In the current music climate, first-week sales are more important than ever—not so much as a predictor of future success, but a way for artists to claim a high “peaked at this spot on the charts” number, what with the cycle of promotion for 99.9% of cultural products screeching to a halt on said items’ release date. For two relatively high-profile releases in 2008, the test, then, became trying to find as many sales as possible during that first week so as to ensure a high-enough chart position for said acts to at least seem kind of relevant for a day or so. (Al Franken and Nicole Scherzinger, together at last!)

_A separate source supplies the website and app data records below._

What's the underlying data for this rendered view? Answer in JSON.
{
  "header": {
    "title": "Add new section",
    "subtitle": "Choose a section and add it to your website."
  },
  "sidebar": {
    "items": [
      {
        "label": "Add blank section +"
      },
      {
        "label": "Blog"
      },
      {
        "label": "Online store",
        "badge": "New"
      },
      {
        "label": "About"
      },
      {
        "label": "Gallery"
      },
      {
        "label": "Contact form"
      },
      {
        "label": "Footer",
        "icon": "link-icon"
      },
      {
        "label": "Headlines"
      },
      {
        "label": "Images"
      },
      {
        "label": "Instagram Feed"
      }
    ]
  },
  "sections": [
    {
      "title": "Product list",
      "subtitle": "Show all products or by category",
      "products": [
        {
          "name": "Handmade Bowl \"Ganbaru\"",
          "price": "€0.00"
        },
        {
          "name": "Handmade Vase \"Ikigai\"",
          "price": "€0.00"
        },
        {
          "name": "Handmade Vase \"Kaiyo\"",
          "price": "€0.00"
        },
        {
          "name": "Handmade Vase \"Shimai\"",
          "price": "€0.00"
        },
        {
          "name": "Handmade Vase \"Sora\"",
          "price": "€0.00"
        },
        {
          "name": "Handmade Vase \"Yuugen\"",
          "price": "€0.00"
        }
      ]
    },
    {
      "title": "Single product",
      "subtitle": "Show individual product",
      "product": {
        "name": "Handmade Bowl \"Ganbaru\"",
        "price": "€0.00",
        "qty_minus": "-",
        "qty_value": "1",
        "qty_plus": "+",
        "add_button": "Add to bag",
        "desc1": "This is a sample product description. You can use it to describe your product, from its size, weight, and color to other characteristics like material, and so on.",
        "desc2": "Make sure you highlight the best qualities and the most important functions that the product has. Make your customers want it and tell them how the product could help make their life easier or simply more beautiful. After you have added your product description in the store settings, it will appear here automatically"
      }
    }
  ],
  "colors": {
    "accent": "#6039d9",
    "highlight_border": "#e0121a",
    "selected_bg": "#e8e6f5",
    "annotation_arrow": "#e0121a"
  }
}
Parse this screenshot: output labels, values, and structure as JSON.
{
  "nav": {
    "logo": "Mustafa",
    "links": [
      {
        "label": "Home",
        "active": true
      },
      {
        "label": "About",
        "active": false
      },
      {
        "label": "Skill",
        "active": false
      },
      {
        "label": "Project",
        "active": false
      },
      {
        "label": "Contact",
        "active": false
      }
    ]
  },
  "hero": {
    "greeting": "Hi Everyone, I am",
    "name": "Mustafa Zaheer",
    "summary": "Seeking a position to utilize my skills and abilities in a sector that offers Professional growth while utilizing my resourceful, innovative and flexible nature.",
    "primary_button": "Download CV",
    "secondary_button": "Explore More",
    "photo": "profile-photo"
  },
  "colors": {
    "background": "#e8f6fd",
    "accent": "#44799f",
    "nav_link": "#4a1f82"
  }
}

Slipknot was the first big-name act to get all huffy about recounting album sales this year, and it’s easy to see why; week one sales of All Hope Is Gone totaled around 239,000 copies. Which is good in this atrocious climate, and yet not, because that total brought them 13 copies short of the top spot of said week’s album charts. (The Game’s LAX beat it out.) A hunt through the discarded pizza boxes and basement couches of the masked Iowans’ fanbase ensued, and—what do you know?—about 1,250 extra sales were unearthed, which was more than enough to grab the No. 1 spot.
A few weeks later, the Pussycat Dolls took Slipknot’s concept and (unsurprisingly) made it slightly tawdrier and more pathetic. Despite the midriffs of Nicole Scherzinger and her handmaids being plastered all over Kingdom Come in the weeks leading up to the release of their sophomore effort Doll Domination, its chart debut was mired by nitpicking over whether or not it sold more albums than Kings Of Freaking Leon’s Only By The Night, and whether or not it would debut at No. 4 or No. 5. It won that battle, but lost the war; last week it sat at No. 132, and despite that 79,000 first-week total, it had only sold about 180,000 copies through that week’s chart date, while Kings Of Leon’s album had moved some 225,000 units in that time. Be careful what you wish for, indeed.